### GIVEN DATA
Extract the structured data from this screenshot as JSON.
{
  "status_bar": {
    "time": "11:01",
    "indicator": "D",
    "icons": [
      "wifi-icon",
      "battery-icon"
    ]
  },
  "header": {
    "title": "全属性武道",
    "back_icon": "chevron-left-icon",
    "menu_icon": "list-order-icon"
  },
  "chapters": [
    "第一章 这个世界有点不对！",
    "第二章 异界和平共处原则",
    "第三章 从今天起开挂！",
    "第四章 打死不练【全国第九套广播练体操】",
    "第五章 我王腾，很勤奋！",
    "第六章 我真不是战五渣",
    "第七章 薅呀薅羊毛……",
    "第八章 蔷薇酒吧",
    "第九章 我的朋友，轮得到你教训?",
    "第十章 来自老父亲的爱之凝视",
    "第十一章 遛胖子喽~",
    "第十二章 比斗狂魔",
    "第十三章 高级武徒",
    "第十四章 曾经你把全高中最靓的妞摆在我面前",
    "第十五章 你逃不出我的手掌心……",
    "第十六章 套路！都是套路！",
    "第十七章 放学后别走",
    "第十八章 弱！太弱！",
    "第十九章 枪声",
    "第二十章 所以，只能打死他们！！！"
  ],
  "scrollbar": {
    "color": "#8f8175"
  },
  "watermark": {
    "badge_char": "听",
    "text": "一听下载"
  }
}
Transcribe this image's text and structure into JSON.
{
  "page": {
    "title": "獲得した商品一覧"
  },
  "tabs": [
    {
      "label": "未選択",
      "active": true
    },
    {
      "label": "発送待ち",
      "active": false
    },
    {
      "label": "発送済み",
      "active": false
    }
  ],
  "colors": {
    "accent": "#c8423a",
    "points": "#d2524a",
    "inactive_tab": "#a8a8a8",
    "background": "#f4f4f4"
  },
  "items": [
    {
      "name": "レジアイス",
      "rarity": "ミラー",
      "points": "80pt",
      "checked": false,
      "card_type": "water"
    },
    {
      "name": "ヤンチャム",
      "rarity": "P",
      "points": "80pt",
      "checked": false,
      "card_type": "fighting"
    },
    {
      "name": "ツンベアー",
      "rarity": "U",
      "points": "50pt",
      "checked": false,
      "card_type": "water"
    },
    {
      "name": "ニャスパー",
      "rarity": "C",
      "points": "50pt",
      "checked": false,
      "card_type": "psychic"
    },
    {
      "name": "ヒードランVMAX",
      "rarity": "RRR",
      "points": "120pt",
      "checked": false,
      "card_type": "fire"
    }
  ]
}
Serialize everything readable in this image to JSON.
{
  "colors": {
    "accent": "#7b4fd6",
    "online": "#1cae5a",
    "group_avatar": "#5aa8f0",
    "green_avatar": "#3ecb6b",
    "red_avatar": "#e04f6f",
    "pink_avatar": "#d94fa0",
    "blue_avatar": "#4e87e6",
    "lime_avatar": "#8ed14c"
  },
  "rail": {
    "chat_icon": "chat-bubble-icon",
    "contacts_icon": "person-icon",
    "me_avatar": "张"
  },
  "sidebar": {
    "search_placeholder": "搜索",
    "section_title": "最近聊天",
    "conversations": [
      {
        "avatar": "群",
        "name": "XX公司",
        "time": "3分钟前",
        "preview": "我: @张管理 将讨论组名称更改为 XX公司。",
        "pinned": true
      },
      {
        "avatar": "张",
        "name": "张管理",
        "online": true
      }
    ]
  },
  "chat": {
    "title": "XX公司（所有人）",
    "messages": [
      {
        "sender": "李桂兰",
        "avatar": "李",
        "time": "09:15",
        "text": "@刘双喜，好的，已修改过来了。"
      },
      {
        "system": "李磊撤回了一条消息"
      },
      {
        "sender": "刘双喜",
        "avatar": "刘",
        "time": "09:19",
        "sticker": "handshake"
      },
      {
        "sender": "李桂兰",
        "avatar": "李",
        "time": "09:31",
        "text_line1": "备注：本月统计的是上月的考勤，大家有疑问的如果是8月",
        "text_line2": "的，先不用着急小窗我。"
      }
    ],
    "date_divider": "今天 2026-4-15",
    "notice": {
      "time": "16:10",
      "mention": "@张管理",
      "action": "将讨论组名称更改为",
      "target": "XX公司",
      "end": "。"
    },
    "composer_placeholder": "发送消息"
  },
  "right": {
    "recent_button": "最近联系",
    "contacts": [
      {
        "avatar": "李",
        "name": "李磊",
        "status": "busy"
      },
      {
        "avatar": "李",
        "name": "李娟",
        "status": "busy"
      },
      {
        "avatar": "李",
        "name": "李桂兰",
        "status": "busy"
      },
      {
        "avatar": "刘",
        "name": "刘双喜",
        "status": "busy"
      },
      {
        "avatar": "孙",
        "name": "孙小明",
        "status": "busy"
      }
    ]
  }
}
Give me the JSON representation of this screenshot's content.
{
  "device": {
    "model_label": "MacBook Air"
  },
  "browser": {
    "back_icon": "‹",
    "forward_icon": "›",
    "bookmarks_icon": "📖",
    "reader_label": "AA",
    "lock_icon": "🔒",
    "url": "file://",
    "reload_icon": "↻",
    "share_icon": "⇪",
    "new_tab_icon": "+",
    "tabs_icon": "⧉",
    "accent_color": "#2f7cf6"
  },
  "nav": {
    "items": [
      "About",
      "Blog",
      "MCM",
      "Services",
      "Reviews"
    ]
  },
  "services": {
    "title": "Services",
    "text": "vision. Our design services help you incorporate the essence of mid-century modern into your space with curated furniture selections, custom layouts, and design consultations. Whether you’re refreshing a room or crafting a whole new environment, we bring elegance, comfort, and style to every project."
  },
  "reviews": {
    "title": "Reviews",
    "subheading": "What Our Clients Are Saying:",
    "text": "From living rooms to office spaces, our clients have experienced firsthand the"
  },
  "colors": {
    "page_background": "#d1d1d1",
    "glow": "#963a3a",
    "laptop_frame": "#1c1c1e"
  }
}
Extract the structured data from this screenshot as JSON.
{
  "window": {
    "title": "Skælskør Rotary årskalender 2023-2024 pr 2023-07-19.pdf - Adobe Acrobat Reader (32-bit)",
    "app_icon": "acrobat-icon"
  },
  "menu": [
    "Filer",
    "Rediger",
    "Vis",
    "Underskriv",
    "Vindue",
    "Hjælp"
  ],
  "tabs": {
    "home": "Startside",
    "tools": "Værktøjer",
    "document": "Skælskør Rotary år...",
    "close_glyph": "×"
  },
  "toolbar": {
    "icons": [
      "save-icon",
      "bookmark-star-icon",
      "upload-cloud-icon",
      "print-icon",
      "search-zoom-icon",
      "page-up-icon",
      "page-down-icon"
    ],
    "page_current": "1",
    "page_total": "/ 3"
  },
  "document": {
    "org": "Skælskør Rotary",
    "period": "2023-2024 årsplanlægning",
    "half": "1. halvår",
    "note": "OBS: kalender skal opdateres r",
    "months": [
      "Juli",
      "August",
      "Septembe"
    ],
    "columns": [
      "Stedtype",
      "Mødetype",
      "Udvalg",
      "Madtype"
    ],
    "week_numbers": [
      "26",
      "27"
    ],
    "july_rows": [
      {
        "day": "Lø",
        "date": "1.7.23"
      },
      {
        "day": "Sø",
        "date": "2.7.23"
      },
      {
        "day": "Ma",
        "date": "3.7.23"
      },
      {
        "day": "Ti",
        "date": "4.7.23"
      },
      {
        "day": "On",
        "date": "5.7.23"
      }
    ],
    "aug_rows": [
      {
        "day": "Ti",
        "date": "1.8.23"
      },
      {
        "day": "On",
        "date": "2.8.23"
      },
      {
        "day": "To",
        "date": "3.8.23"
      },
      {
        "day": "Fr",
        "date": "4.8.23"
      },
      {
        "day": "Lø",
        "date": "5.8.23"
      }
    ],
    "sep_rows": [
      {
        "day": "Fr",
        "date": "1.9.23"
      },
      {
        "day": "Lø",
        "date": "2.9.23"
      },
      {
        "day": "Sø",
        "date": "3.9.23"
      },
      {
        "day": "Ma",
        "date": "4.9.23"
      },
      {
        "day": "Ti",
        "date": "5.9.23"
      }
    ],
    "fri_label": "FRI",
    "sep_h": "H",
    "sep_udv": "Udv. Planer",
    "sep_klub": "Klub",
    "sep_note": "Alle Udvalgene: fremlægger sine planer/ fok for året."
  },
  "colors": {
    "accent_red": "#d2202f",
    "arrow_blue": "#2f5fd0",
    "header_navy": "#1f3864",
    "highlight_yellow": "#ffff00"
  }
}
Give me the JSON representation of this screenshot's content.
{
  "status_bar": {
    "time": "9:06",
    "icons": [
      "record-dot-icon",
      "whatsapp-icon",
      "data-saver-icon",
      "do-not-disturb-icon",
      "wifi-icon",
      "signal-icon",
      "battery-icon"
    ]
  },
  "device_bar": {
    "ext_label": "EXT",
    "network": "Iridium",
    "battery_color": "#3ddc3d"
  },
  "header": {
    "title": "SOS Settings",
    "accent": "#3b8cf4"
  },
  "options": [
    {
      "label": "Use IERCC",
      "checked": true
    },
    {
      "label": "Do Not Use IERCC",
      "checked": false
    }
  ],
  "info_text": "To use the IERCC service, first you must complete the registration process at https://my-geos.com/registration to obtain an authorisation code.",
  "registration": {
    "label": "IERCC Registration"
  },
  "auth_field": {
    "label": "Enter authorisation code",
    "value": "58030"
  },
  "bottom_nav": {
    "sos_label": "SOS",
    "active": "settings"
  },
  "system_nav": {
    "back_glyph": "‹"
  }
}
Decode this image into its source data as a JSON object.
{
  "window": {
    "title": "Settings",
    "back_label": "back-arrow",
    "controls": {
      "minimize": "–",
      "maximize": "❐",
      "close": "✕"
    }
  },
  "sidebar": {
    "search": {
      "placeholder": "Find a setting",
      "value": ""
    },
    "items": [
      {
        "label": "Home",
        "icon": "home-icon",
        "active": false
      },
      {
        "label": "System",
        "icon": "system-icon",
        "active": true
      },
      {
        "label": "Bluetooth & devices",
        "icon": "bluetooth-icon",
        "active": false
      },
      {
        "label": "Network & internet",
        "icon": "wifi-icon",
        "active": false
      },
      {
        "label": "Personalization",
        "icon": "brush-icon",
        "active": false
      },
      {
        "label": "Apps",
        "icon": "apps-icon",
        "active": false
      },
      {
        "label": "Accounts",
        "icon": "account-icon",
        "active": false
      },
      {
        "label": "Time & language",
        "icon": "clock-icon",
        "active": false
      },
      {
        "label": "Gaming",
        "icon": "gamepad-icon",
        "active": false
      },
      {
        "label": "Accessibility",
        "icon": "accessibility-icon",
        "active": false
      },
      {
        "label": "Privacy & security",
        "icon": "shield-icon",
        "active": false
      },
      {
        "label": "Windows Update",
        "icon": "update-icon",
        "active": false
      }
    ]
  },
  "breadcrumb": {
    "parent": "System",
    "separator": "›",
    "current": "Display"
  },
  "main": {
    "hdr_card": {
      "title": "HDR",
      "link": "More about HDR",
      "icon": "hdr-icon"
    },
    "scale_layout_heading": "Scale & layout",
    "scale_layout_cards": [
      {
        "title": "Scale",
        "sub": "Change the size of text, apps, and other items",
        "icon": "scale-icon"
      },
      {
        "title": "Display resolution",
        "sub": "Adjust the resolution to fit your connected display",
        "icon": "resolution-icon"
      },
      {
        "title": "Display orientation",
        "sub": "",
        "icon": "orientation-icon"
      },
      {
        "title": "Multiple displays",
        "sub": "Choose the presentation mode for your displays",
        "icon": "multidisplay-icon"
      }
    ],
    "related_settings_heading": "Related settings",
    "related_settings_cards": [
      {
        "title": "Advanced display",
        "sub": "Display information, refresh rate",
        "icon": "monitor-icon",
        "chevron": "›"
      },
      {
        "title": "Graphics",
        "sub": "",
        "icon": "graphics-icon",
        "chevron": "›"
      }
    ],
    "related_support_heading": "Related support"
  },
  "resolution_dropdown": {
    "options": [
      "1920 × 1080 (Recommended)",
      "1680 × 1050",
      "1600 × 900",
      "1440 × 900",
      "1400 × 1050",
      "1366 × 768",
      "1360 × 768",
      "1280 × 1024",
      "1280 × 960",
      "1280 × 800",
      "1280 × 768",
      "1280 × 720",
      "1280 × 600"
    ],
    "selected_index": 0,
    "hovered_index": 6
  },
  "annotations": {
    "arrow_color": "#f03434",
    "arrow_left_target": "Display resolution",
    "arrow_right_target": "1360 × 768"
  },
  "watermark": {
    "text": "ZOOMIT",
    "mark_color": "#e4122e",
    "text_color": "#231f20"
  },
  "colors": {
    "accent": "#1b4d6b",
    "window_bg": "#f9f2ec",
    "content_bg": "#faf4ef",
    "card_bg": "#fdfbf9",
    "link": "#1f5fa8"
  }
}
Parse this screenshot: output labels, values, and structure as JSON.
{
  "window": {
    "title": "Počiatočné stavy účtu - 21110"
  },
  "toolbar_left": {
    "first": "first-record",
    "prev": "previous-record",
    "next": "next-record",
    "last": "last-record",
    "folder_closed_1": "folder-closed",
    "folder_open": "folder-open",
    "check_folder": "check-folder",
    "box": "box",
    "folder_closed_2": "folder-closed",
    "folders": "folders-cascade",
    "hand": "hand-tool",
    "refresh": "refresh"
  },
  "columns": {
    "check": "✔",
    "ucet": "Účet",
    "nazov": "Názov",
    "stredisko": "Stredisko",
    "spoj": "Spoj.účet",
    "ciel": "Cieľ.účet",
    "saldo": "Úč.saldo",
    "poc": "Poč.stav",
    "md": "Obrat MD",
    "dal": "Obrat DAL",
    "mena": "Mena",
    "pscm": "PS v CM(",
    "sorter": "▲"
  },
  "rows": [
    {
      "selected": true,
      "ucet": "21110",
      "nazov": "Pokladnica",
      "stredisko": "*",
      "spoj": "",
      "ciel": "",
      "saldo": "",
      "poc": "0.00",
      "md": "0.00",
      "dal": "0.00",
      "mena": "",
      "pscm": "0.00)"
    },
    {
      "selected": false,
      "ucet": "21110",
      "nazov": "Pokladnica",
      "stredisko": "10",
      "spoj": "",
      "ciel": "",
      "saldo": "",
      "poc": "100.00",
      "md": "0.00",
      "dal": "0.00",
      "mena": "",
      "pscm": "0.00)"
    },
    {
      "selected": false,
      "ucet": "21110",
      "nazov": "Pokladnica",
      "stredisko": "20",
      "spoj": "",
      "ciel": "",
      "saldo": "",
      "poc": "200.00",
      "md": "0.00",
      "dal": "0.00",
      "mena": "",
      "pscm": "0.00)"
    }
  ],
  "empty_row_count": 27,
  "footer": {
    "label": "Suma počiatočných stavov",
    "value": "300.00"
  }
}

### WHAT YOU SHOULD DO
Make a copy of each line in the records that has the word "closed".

### RESULT FOR THIS EXERCISE
    "folder_closed_1": "folder-closed",
    "folder_closed_2": "folder-closed",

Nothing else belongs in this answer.